━━━ Supplied entries

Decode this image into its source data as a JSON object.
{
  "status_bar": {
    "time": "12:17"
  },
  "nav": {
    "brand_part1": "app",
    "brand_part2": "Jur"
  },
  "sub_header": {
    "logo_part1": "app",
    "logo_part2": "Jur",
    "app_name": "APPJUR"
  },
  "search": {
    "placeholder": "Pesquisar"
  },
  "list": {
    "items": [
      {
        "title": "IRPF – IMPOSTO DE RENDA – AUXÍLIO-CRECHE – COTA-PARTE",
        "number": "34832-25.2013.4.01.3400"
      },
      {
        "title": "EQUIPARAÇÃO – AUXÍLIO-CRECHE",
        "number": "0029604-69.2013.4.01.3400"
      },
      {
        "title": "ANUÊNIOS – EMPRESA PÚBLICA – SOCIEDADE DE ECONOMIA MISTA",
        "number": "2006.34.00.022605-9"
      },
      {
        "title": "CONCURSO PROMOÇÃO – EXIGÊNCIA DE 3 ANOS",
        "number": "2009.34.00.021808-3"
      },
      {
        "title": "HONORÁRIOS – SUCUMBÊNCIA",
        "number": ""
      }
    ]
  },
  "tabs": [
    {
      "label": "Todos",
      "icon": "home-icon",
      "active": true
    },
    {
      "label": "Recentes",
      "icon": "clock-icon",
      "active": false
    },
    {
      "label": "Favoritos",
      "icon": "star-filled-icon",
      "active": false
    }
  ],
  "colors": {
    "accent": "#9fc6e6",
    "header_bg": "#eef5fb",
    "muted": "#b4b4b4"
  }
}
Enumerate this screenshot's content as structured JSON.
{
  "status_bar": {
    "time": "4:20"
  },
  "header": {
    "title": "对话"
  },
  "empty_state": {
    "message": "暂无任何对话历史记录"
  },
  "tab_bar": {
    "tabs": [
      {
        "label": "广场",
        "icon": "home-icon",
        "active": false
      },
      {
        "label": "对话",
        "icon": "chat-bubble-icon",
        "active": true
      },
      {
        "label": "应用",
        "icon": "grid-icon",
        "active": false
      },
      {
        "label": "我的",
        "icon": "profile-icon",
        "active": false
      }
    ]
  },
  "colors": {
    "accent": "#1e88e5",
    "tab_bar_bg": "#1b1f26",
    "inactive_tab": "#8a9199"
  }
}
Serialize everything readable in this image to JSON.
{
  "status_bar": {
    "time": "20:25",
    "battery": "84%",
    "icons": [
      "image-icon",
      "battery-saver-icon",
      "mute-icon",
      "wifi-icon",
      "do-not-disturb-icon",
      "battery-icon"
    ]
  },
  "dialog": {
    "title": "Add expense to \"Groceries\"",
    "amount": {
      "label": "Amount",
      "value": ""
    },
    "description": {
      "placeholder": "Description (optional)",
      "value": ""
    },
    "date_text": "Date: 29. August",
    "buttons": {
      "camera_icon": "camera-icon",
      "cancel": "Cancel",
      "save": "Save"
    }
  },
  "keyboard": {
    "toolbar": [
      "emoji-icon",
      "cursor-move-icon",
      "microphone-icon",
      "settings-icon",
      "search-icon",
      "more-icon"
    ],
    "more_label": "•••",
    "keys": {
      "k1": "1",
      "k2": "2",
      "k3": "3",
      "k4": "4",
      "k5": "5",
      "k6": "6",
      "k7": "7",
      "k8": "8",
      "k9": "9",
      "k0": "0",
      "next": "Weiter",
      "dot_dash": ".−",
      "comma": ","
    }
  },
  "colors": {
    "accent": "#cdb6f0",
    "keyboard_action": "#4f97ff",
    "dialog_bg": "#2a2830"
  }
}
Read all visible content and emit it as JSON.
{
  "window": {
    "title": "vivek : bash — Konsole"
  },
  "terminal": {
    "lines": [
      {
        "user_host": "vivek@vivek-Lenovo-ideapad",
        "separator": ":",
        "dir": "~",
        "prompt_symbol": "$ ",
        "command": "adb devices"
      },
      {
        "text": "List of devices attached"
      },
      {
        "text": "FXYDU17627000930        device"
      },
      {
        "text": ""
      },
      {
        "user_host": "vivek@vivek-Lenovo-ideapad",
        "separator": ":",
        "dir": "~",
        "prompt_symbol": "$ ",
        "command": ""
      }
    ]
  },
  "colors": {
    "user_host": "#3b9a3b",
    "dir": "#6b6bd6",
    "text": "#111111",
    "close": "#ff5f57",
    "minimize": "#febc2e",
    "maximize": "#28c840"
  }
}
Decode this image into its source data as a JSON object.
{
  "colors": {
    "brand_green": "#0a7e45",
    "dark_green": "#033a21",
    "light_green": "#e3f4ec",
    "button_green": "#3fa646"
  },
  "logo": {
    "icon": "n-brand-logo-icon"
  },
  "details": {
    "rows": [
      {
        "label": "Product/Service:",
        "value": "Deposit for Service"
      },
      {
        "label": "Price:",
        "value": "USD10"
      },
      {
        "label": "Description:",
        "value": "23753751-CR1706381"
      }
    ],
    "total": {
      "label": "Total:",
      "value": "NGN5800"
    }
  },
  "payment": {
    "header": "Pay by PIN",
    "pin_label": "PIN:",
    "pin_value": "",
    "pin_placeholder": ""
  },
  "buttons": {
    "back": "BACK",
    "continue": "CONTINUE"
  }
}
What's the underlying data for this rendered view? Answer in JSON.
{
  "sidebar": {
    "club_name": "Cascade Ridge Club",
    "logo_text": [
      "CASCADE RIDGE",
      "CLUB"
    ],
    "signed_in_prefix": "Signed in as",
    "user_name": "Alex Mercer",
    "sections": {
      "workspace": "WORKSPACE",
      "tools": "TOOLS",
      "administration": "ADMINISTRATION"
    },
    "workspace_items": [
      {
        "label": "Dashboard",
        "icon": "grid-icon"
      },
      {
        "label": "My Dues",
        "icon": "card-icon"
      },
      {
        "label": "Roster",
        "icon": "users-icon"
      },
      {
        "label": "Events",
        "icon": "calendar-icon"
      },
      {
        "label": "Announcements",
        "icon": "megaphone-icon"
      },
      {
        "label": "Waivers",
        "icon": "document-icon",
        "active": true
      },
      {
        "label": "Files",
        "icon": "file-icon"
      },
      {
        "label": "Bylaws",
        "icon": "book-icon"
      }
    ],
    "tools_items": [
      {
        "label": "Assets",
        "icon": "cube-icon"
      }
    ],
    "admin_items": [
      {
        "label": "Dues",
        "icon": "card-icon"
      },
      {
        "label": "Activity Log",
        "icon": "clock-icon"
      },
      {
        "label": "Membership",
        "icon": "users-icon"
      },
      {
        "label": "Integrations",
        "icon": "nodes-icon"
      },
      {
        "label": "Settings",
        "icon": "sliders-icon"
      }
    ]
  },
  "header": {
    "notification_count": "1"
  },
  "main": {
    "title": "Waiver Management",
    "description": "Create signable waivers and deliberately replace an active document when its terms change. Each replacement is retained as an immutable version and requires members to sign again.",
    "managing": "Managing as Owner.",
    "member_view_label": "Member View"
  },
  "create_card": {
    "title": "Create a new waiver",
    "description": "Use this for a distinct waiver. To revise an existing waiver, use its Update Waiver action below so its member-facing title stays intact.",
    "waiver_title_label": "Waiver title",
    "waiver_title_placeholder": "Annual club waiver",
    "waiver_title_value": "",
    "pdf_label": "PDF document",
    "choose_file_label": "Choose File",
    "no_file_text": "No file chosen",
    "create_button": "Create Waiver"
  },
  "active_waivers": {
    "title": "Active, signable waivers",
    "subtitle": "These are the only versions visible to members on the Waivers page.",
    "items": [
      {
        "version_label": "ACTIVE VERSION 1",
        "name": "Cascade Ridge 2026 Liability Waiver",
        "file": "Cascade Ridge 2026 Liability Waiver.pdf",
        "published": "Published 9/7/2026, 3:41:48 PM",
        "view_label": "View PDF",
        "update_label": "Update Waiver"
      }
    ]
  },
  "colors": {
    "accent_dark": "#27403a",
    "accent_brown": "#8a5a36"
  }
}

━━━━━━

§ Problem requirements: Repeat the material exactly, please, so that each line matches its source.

§ Result of the exercise:
Decode this image into its source data as a JSON object.
{
  "status_bar": {
    "time": "12:17"
  },
  "nav": {
    "brand_part1": "app",
    "brand_part2": "Jur"
  },
  "sub_header": {
    "logo_part1": "app",
    "logo_part2": "Jur",
    "app_name": "APPJUR"
  },
  "search": {
    "placeholder": "Pesquisar"
  },
  "list": {
    "items": [
      {
        "title": "IRPF – IMPOSTO DE RENDA – AUXÍLIO-CRECHE – COTA-PARTE",
        "number": "34832-25.2013.4.01.3400"
      },
      {
        "title": "EQUIPARAÇÃO – AUXÍLIO-CRECHE",
        "number": "0029604-69.2013.4.01.3400"
      },
      {
        "title": "ANUÊNIOS – EMPRESA PÚBLICA – SOCIEDADE DE ECONOMIA MISTA",
        "number": "2006.34.00.022605-9"
      },
      {
        "title": "CONCURSO PROMOÇÃO – EXIGÊNCIA DE 3 ANOS",
        "number": "2009.34.00.021808-3"
      },
      {
        "title": "HONORÁRIOS – SUCUMBÊNCIA",
        "number": ""
      }
    ]
  },
  "tabs": [
    {
      "label": "Todos",
      "icon": "home-icon",
      "active": true
    },
    {
      "label": "Recentes",
      "icon": "clock-icon",
      "active": false
    },
    {
      "label": "Favoritos",
      "icon": "star-filled-icon",
      "active": false
    }
  ],
  "colors": {
    "accent": "#9fc6e6",
    "header_bg": "#eef5fb",
    "muted": "#b4b4b4"
  }
}
Enumerate this screenshot's content as structured JSON.
{
  "status_bar": {
    "time": "4:20"
  },
  "header": {
    "title": "对话"
  },
  "empty_state": {
    "message": "暂无任何对话历史记录"
  },
  "tab_bar": {
    "tabs": [
      {
        "label": "广场",
        "icon": "home-icon",
        "active": false
      },
      {
        "label": "对话",
        "icon": "chat-bubble-icon",
        "active": true
      },
      {
        "label": "应用",
        "icon": "grid-icon",
        "active": false
      },
      {
        "label": "我的",
        "icon": "profile-icon",
        "active": false
      }
    ]
  },
  "colors": {
    "accent": "#1e88e5",
    "tab_bar_bg": "#1b1f26",
    "inactive_tab": "#8a9199"
  }
}
Serialize everything readable in this image to JSON.
{
  "status_bar": {
    "time": "20:25",
    "battery": "84%",
    "icons": [
      "image-icon",
      "battery-saver-icon",
      "mute-icon",
      "wifi-icon",
      "do-not-disturb-icon",
      "battery-icon"
    ]
  },
  "dialog": {
    "title": "Add expense to \"Groceries\"",
    "amount": {
      "label": "Amount",
      "value": ""
    },
    "description": {
      "placeholder": "Description (optional)",
      "value": ""
    },
    "date_text": "Date: 29. August",
    "buttons": {
      "camera_icon": "camera-icon",
      "cancel": "Cancel",
      "save": "Save"
    }
  },
  "keyboard": {
    "toolbar": [
      "emoji-icon",
      "cursor-move-icon",
      "microphone-icon",
      "settings-icon",
      "search-icon",
      "more-icon"
    ],
    "more_label": "•••",
    "keys": {
      "k1": "1",
      "k2": "2",
      "k3": "3",
      "k4": "4",
      "k5": "5",
      "k6": "6",
      "k7": "7",
      "k8": "8",
      "k9": "9",
      "k0": "0",
      "next": "Weiter",
      "dot_dash": ".−",
      "comma": ","
    }
  },
  "colors": {
    "accent": "#cdb6f0",
    "keyboard_action": "#4f97ff",
    "dialog_bg": "#2a2830"
  }
}
Read all visible content and emit it as JSON.
{
  "window": {
    "title": "vivek : bash — Konsole"
  },
  "terminal": {
    "lines": [
      {
        "user_host": "vivek@vivek-Lenovo-ideapad",
        "separator": ":",
        "dir": "~",
        "prompt_symbol": "$ ",
        "command": "adb devices"
      },
      {
        "text": "List of devices attached"
      },
      {
        "text": "FXYDU17627000930        device"
      },
      {
        "text": ""
      },
      {
        "user_host": "vivek@vivek-Lenovo-ideapad",
        "separator": ":",
        "dir": "~",
        "prompt_symbol": "$ ",
        "command": ""
      }
    ]
  },
  "colors": {
    "user_host": "#3b9a3b",
    "dir": "#6b6bd6",
    "text": "#111111",
    "close": "#ff5f57",
    "minimize": "#febc2e",
    "maximize": "#28c840"
  }
}
Decode this image into its source data as a JSON object.
{
  "colors": {
    "brand_green": "#0a7e45",
    "dark_green": "#033a21",
    "light_green": "#e3f4ec",
    "button_green": "#3fa646"
  },
  "logo": {
    "icon": "n-brand-logo-icon"
  },
  "details": {
    "rows": [
      {
        "label": "Product/Service:",
        "value": "Deposit for Service"
      },
      {
        "label": "Price:",
        "value": "USD10"
      },
      {
        "label": "Description:",
        "value": "23753751-CR1706381"
      }
    ],
    "total": {
      "label": "Total:",
      "value": "NGN5800"
    }
  },
  "payment": {
    "header": "Pay by PIN",
    "pin_label": "PIN:",
    "pin_value": "",
    "pin_placeholder": ""
  },
  "buttons": {
    "back": "BACK",
    "continue": "CONTINUE"
  }
}
What's the underlying data for this rendered view? Answer in JSON.
{
  "sidebar": {
    "club_name": "Cascade Ridge Club",
    "logo_text": [
      "CASCADE RIDGE",
      "CLUB"
    ],
    "signed_in_prefix": "Signed in as",
    "user_name": "Alex Mercer",
    "sections": {
      "workspace": "WORKSPACE",
      "tools": "TOOLS",
      "administration": "ADMINISTRATION"
    },
    "workspace_items": [
      {
        "label": "Dashboard",
        "icon": "grid-icon"
      },
      {
        "label": "My Dues",
        "icon": "card-icon"
      },
      {
        "label": "Roster",
        "icon": "users-icon"
      },
      {
        "label": "Events",
        "icon": "calendar-icon"
      },
      {
        "label": "Announcements",
        "icon": "megaphone-icon"
      },
      {
        "label": "Waivers",
        "icon": "document-icon",
        "active": true
      },
      {
        "label": "Files",
        "icon": "file-icon"
      },
      {
        "label": "Bylaws",
        "icon": "book-icon"
      }
    ],
    "tools_items": [
      {
        "label": "Assets",
        "icon": "cube-icon"
      }
    ],
    "admin_items": [
      {
        "label": "Dues",
        "icon": "card-icon"
      },
      {
        "label": "Activity Log",
        "icon": "clock-icon"
      },
      {
        "label": "Membership",
        "icon": "users-icon"
      },
      {
        "label": "Integrations",
        "icon": "nodes-icon"
      },
      {
        "label": "Settings",
        "icon": "sliders-icon"
      }
    ]
  },
  "header": {
    "notification_count": "1"
  },
  "main": {
    "title": "Waiver Management",
    "description": "Create signable waivers and deliberately replace an active document when its terms change. Each replacement is retained as an immutable version and requires members to sign again.",
    "managing": "Managing as Owner.",
    "member_view_label": "Member View"
  },
  "create_card": {
    "title": "Create a new waiver",
    "description": "Use this for a distinct waiver. To revise an existing waiver, use its Update Waiver action below so its member-facing title stays intact.",
    "waiver_title_label": "Waiver title",
    "waiver_title_placeholder": "Annual club waiver",
    "waiver_title_value": "",
    "pdf_label": "PDF document",
    "choose_file_label": "Choose File",
    "no_file_text": "No file chosen",
    "create_button": "Create Waiver"
  },
  "active_waivers": {
    "title": "Active, signable waivers",
    "subtitle": "These are the only versions visible to members on the Waivers page.",
    "items": [
      {
        "version_label": "ACTIVE VERSION 1",
        "name": "Cascade Ridge 2026 Liability Waiver",
        "file": "Cascade Ridge 2026 Liability Waiver.pdf",
        "published": "Published 9/7/2026, 3:41:48 PM",
        "view_label": "View PDF",
        "update_label": "Update Waiver"
      }
    ]
  },
  "colors": {
    "accent_dark": "#27403a",
    "accent_brown": "#8a5a36"
  }
}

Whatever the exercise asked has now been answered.